A great deal of European (private) law is embodied in secondary European legislation, that is, in directives and regulations. A regulation ‘shall be binding in its entirety and directly applicable in all Member States’ (Art. 288(2) TFEU). So it has direct effect with respect to anyone to whom it is addressed, regardless of whether it is a public body or an individual. In the wording of the ECJ (Prosciutto di Parma, C-108/01, paragraphs 87–89):
‘a regulation (…) creates not only rights but also obligations for individuals, on which they may rely against other individuals before national courts.
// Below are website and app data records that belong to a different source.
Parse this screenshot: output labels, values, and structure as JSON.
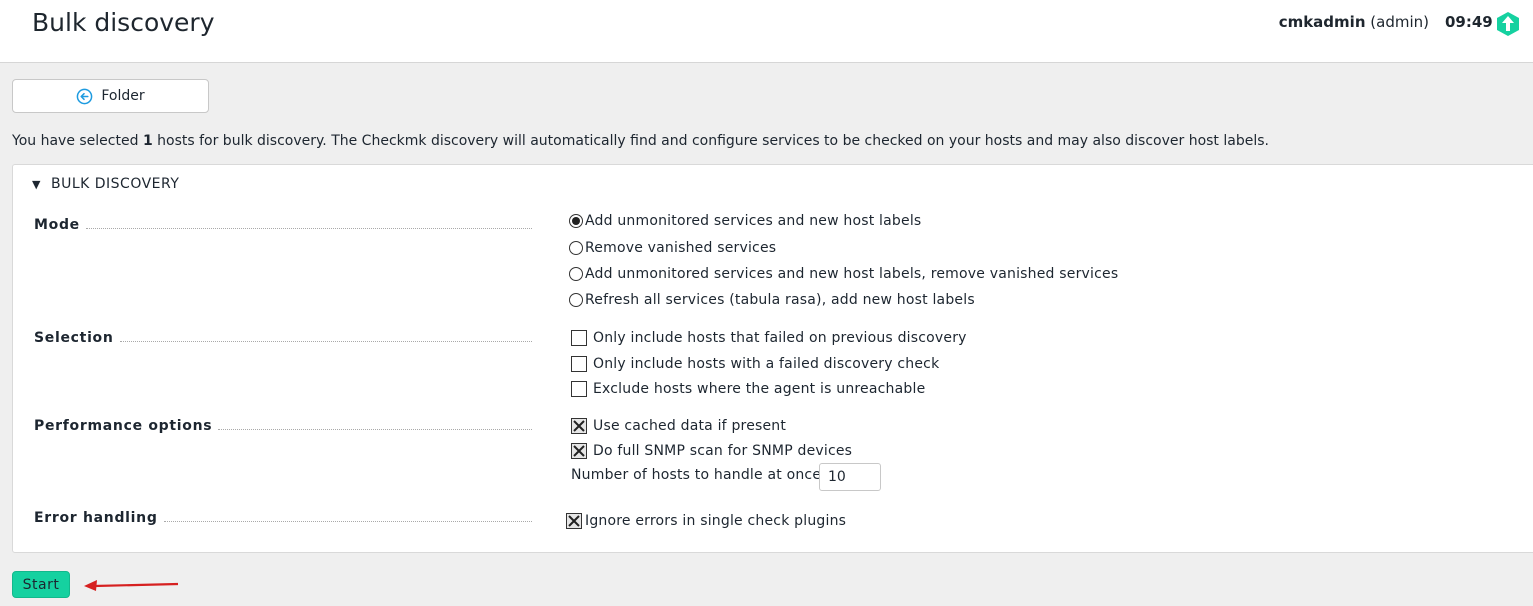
{
  "header": {
    "title": "Bulk discovery",
    "user": "cmkadmin",
    "role": "(admin)",
    "time": "09:49",
    "update_icon": "up-arrow-icon",
    "accent": "#15d1a0"
  },
  "toolbar": {
    "folder_label": "Folder",
    "folder_icon": "back-arrow-circle-icon"
  },
  "intro": {
    "prefix": "You have selected ",
    "count": "1",
    "suffix": " hosts for bulk discovery. The Checkmk discovery will automatically find and configure services to be checked on your hosts and may also discover host labels."
  },
  "section": {
    "title": "BULK DISCOVERY",
    "mode": {
      "label": "Mode",
      "options": [
        "Add unmonitored services and new host labels",
        "Remove vanished services",
        "Add unmonitored services and new host labels, remove vanished services",
        "Refresh all services (tabula rasa), add new host labels"
      ],
      "selected_index": 0
    },
    "selection": {
      "label": "Selection",
      "options": [
        {
          "label": "Only include hosts that failed on previous discovery",
          "checked": false
        },
        {
          "label": "Only include hosts with a failed discovery check",
          "checked": false
        },
        {
          "label": "Exclude hosts where the agent is unreachable",
          "checked": false
        }
      ]
    },
    "performance": {
      "label": "Performance options",
      "options": [
        {
          "label": "Use cached data if present",
          "checked": true
        },
        {
          "label": "Do full SNMP scan for SNMP devices",
          "checked": true
        }
      ],
      "hosts_label": "Number of hosts to handle at once",
      "hosts_value": "10"
    },
    "errors": {
      "label": "Error handling",
      "options": [
        {
          "label": "Ignore errors in single check plugins",
          "checked": true
        }
      ]
    }
  },
  "actions": {
    "start_label": "Start"
  }
}
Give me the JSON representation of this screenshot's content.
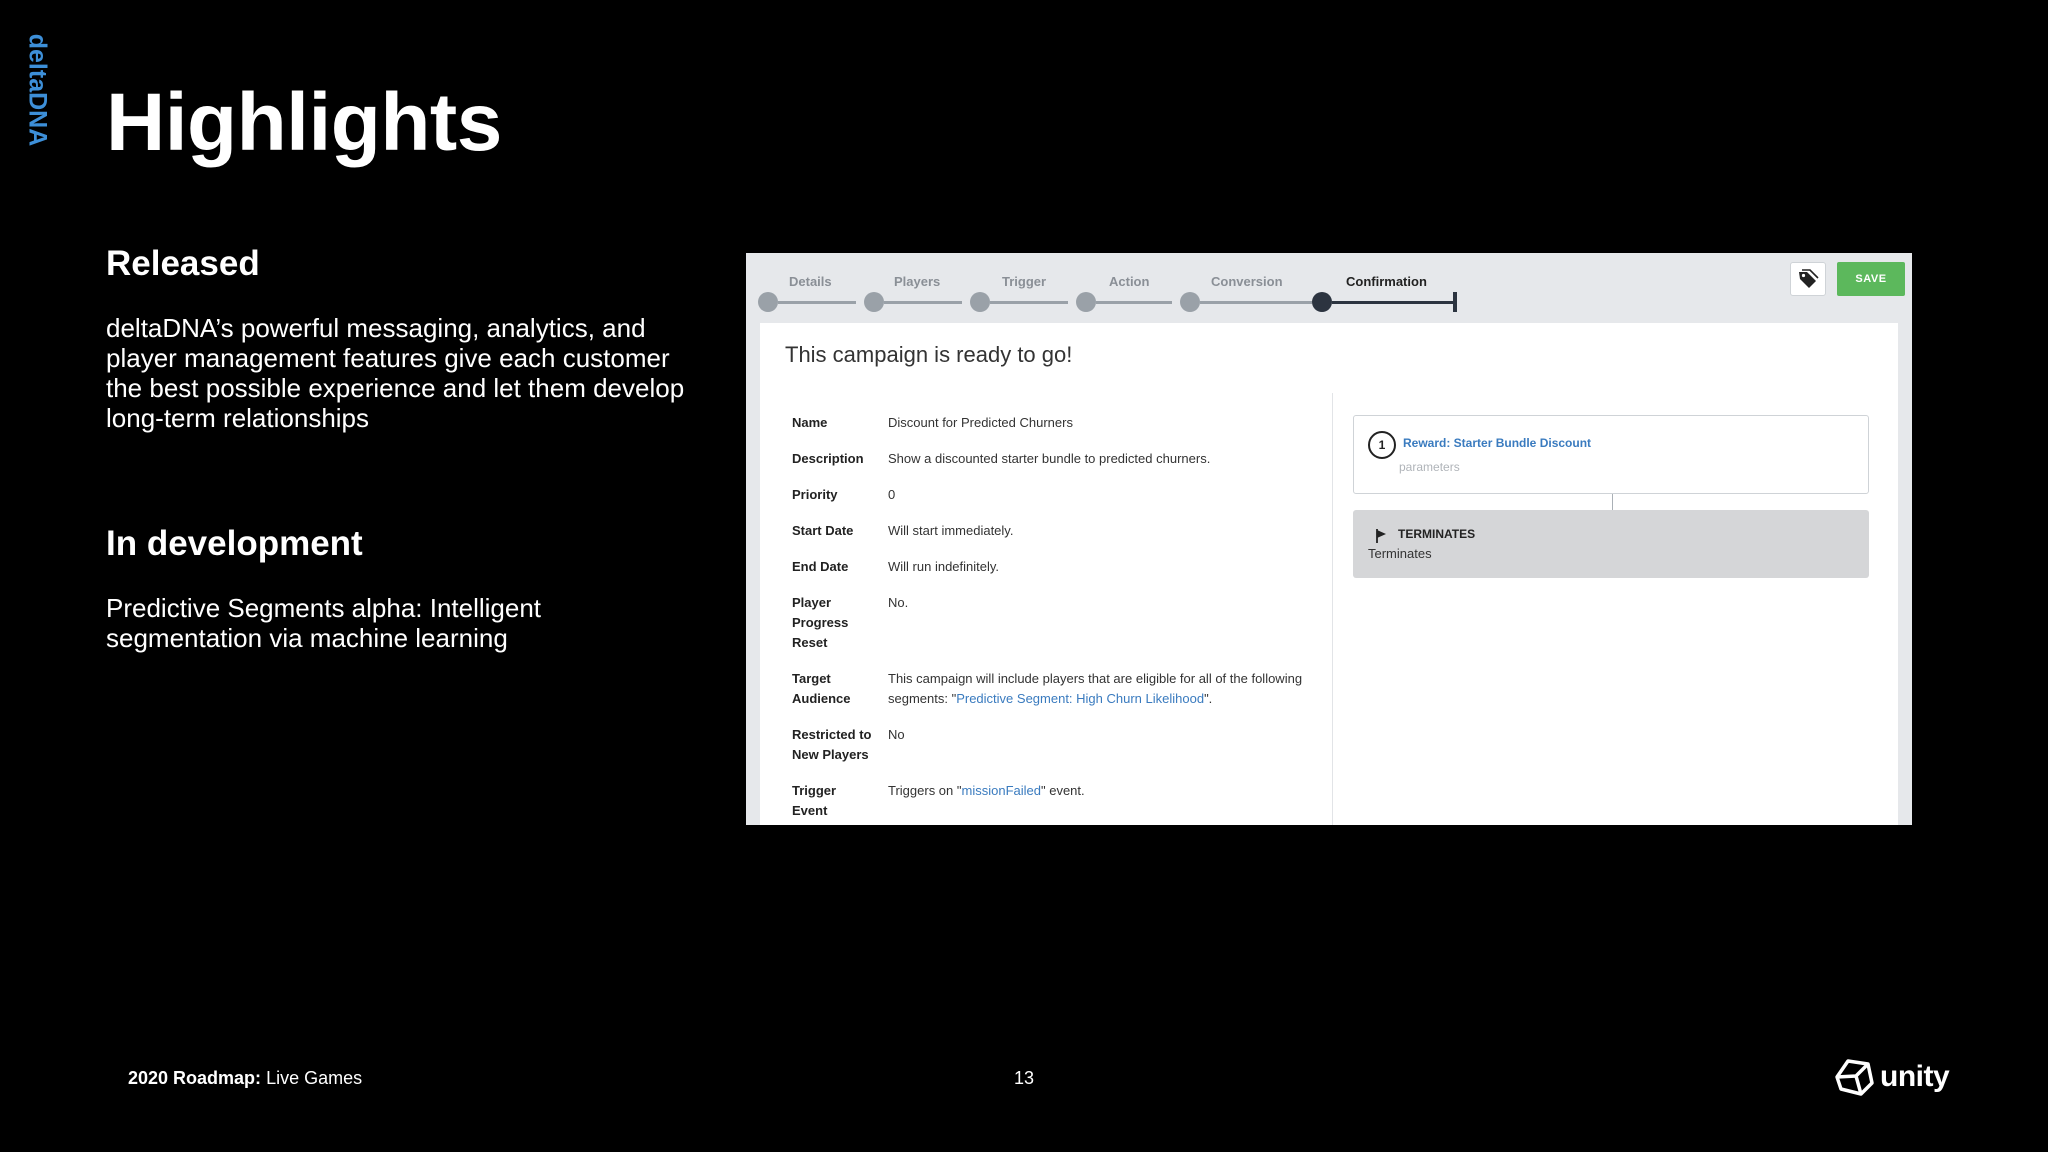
{
  "slide": {
    "brand": "deltaDNA",
    "title": "Highlights",
    "released_heading": "Released",
    "released_text": "deltaDNA’s powerful messaging, analytics, and player management features give each customer the best possible experience and let them develop long-term relationships",
    "dev_heading": "In development",
    "dev_text": "Predictive Segments alpha: Intelligent segmentation via machine learning",
    "footer_bold": "2020 Roadmap:",
    "footer_rest": " Live Games",
    "page_number": "13",
    "logo_text": "unity"
  },
  "screenshot": {
    "steps": [
      "Details",
      "Players",
      "Trigger",
      "Action",
      "Conversion",
      "Confirmation"
    ],
    "active_step": "Confirmation",
    "save_label": "SAVE",
    "heading": "This campaign is ready to go!",
    "details": [
      {
        "label": "Name",
        "value": "Discount for Predicted Churners"
      },
      {
        "label": "Description",
        "value": "Show a discounted starter bundle to predicted churners."
      },
      {
        "label": "Priority",
        "value": "0"
      },
      {
        "label": "Start Date",
        "value": "Will start immediately."
      },
      {
        "label": "End Date",
        "value": "Will run indefinitely."
      },
      {
        "label": "Player Progress Reset",
        "value": "No."
      },
      {
        "label": "Target Audience",
        "value_pre": "This campaign will include players that are eligible for all of the following segments: \"",
        "value_link": "Predictive Segment: High Churn Likelihood",
        "value_post": "\"."
      },
      {
        "label": "Restricted to New Players",
        "value": "No"
      },
      {
        "label": "Trigger Event",
        "value_pre": "Triggers on \"",
        "value_link": "missionFailed",
        "value_post": "\" event."
      }
    ],
    "reward": {
      "number": "1",
      "title": "Reward: Starter Bundle Discount",
      "subtitle": "parameters"
    },
    "terminates": {
      "title": "TERMINATES",
      "subtitle": "Terminates"
    }
  },
  "colors": {
    "brand_blue": "#3d8fd8",
    "save_green": "#5cb85c",
    "link_blue": "#3a7bbf"
  }
}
Nevertheless, the requirement of legal certainty means that Community rules must enable those concerned to know precisely the extent of the obligations which they impose on them’.
A directive, on the other hand,
‘shall be binding, as to the result to be achieved, upon each Member State to which it is addressed, but shall leave to the national authorities the choice of form and methods’ (Art. 288(3) TFEU).
Regulations will be discussed in the next chapter.
This chapter is devoted to directives in the area of general private law (excluding family law and the law of succession). I will deal in turn with the operation of directives in private law (section 2), with the general aspects of the directives that are relevant to private law (section 3) and with some interpretation issues (section 4). The substance of the directives referred to here is briefly summarised in Chapter 7 (no. 235 ff.).
I will not discuss the possible legal bases for directives in the TFEU. I have only one observation on the subject.
Practically all directives in the area of general private law are based on Article 95 EC (formerly Art. 100A EC, currently Art. 114 TFEU); some older directives (product liability, doorstep selling, commercial agency and consumer credit) are based on Article 94 EC (formerly Art. 100 EC, currently Art. 115 TFEU). These treaty provisions regulate the approximation of such laws, regulations or administrative provisions of the member states ‘as directly affect the establishment or functioning of the internal market’ (Art. 115 TFEU) or as ‘have as their object the establishment and functioning of the internal market’ (Art. 114 TFEU), respectively.